Line stretching from the northernmost point of the Adriatic to the northernmost point of the Black Sea. The Balkans are adjoined by water on three sides: the Black Sea to the east and branches of the Mediterranean Sea to the south and west (including the Adriatic, Ionian, Aegean and Marmara seas).
The identity of the Balkans is dominated by its geographical position; historically the area was known as a crossroads of various cultures. It has been a juncture between the Latin and Greek bodies of the Roman Empire, the destination of a massive influx of pagan Slavs, an area where Orthodox and Catholic Christianity met, as well as the meeting point between Islam and Christianity.
The Balkans today is a very diverse ethno-linguistic region, being home to multiple Slavic, Romance, and Turkic languages, as well as Greek, Albanian, and others. Through its history many other ethnic groups with their own languages lived in the area, among them Thracians, Illyrians, Romans, Uzes, Pechenegs, Cumans, Avars, Celts, Germans and various Germanic tribes.

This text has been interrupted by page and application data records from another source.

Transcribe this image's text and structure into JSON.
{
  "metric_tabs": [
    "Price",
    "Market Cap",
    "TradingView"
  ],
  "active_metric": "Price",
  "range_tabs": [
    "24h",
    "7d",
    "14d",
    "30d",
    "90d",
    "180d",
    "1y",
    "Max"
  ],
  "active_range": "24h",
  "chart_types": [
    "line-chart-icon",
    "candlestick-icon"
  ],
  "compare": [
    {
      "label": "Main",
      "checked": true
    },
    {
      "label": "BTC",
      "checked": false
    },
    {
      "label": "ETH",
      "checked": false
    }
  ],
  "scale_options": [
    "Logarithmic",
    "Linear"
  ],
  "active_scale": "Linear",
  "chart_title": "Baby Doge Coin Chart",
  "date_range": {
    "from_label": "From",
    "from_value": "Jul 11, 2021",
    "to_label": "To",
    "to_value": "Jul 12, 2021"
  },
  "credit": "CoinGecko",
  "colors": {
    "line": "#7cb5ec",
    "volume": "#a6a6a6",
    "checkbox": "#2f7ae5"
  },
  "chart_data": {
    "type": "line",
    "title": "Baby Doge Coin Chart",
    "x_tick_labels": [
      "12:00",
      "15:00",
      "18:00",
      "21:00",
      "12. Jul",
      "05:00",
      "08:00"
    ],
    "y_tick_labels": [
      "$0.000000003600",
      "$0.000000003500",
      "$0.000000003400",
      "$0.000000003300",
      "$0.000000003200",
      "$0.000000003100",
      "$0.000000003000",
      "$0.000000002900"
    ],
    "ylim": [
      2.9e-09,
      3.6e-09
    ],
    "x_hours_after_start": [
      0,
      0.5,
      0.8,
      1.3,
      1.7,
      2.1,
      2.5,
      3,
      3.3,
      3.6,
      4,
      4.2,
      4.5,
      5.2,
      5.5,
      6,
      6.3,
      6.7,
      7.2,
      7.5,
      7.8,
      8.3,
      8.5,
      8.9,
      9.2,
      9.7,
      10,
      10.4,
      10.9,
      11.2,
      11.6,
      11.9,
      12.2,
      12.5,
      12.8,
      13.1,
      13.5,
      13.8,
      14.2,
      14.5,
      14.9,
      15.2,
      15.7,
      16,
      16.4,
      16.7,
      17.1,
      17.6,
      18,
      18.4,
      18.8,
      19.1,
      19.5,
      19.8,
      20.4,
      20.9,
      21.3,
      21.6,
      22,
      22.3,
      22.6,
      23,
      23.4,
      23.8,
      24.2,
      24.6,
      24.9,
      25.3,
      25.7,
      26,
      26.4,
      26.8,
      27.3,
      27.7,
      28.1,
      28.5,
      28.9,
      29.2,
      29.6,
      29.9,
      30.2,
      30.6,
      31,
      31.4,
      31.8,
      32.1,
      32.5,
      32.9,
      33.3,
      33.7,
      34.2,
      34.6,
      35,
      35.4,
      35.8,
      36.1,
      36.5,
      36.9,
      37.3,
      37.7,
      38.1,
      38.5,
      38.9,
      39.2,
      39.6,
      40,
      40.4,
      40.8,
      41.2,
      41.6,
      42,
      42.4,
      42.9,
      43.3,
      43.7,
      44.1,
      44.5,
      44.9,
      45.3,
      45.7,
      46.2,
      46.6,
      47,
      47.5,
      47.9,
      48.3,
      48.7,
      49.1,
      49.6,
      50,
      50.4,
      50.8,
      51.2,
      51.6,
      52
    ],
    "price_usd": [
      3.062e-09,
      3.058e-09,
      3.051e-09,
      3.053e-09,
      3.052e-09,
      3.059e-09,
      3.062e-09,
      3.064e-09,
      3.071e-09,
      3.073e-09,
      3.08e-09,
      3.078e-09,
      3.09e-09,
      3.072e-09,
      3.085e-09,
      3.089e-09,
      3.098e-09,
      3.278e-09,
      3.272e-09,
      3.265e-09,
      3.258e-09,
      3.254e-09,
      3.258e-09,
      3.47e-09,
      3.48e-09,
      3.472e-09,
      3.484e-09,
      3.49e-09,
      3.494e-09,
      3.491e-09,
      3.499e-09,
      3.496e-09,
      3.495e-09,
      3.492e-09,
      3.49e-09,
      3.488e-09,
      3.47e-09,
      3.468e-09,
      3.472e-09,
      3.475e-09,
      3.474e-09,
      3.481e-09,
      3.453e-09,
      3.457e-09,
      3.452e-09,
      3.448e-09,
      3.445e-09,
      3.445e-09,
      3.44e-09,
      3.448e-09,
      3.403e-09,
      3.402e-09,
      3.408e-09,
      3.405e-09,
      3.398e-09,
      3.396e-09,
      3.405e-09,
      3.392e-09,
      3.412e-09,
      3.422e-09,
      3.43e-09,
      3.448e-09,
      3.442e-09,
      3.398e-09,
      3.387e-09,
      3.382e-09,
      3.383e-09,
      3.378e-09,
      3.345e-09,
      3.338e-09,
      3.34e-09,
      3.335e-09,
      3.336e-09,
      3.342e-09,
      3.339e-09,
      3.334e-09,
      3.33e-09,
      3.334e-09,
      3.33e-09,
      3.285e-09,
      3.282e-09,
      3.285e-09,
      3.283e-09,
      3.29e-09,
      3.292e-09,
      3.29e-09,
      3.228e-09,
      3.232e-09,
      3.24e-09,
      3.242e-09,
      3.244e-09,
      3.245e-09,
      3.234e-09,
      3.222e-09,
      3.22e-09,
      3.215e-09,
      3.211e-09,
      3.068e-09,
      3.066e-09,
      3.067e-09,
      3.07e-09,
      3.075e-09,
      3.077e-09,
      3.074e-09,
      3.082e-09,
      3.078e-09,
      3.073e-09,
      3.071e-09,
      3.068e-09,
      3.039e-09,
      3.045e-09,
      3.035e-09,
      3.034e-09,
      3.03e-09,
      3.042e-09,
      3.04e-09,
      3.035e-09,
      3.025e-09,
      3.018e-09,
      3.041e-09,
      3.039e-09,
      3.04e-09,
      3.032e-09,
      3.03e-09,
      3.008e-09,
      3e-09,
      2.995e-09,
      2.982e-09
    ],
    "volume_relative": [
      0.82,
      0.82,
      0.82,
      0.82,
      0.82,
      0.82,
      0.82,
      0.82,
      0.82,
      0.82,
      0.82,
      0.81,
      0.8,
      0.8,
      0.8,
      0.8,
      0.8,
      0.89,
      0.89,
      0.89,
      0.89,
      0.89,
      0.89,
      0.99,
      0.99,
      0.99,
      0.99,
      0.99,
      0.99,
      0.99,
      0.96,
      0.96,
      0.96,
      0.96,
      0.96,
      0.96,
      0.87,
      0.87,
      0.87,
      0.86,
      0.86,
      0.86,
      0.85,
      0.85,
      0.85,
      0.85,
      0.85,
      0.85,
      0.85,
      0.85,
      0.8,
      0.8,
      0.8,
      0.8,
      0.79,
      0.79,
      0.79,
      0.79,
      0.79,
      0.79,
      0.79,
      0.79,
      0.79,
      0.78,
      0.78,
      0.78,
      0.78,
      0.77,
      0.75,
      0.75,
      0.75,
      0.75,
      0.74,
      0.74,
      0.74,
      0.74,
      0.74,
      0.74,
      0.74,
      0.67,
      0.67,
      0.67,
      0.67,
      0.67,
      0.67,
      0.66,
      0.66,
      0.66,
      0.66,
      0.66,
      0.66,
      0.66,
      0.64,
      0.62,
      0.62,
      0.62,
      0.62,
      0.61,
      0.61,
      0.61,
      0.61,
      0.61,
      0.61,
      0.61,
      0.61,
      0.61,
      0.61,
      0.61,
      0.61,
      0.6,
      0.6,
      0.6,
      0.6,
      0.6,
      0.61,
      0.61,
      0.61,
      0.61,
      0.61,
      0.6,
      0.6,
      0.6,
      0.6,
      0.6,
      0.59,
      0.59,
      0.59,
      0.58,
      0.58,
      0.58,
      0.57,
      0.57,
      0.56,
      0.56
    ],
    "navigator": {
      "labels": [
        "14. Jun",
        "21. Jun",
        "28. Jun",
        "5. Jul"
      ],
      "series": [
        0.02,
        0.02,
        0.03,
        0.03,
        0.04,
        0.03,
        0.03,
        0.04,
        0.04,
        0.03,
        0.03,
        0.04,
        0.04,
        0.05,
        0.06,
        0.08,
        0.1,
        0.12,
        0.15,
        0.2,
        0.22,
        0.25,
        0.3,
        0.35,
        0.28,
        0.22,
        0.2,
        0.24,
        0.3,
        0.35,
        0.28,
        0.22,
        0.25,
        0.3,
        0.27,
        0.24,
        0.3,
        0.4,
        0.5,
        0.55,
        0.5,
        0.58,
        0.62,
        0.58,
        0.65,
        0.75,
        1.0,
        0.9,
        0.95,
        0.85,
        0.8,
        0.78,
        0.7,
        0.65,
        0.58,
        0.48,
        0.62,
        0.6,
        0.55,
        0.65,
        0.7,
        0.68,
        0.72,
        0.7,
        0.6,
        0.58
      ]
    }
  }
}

Possibly the historical event that left the biggest mark on the collective memories of the peoples of the Balkans was the expansion and later fall of the Ottoman Empire. Many people in the Balkans place their greatest folk heroes in the era of either the onslaught or the retreat of the Ottoman Empire. For Serbs, Miloš Obilić, for Albanians, Skanderbeg, for ethnic Macedonians, Nikola Karev, for Bosniaks, Husein Gradaščević and for Bulgarians, Vasil Levski.
In the 20th century, the Balkan nations—except Greece and Yugoslavia—were made part of the Warsaw pact (as a result of Soviet hegemony after the ending of World War II). Following the pact's collapse and the breakup of Yugoslavia, the Balkan states have acceded to the European Union, or are in the process of doing so.